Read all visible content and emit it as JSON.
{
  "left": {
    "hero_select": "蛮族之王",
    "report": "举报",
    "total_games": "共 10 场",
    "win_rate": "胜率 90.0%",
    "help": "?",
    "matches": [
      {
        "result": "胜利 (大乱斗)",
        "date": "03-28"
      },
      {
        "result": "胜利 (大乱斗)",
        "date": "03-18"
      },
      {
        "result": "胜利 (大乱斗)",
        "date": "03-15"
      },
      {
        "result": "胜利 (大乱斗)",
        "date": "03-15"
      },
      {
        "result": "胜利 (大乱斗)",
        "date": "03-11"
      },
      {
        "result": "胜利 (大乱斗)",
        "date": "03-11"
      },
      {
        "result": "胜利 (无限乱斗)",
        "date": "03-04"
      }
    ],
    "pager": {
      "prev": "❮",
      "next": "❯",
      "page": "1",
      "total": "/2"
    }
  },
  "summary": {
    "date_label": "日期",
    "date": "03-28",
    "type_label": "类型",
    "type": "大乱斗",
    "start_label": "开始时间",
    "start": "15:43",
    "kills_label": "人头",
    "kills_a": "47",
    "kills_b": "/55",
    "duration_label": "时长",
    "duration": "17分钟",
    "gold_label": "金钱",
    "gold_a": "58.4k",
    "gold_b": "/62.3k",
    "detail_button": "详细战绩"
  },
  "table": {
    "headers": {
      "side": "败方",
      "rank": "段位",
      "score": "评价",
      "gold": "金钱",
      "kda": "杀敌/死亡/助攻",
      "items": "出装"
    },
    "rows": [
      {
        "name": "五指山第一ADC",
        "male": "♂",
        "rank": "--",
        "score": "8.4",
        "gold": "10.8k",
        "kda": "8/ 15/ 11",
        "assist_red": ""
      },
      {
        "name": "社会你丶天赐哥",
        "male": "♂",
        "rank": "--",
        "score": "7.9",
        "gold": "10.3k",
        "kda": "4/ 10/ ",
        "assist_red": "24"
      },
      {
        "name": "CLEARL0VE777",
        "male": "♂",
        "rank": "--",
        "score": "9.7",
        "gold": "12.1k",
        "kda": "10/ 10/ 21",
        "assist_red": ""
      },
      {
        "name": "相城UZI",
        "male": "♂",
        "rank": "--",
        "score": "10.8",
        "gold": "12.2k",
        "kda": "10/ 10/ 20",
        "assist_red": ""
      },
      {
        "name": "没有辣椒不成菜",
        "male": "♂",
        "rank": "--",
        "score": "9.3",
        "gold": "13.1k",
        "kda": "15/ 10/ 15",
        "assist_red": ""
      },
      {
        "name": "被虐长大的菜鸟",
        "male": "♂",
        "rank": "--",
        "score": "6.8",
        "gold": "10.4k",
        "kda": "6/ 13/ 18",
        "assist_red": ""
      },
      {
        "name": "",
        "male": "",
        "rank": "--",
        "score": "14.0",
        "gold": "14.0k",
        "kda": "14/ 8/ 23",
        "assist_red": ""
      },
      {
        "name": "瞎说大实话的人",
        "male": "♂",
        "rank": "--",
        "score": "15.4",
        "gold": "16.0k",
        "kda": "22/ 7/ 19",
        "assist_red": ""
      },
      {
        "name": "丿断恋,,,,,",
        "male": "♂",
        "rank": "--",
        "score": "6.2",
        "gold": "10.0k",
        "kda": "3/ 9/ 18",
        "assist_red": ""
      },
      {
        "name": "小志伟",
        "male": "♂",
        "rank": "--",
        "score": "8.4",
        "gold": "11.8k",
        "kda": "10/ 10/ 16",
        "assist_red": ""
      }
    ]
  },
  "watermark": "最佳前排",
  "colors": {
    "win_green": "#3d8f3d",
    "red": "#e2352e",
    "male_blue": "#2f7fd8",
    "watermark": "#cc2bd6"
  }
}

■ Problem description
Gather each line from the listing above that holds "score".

■ Task result
      "score": "评价",
        "score": "8.4",
        "score": "7.9",
        "score": "9.7",
        "score": "10.8",
        "score": "9.3",
        "score": "6.8",
        "score": "14.0",
        "score": "15.4",
        "score": "6.2",
        "score": "8.4",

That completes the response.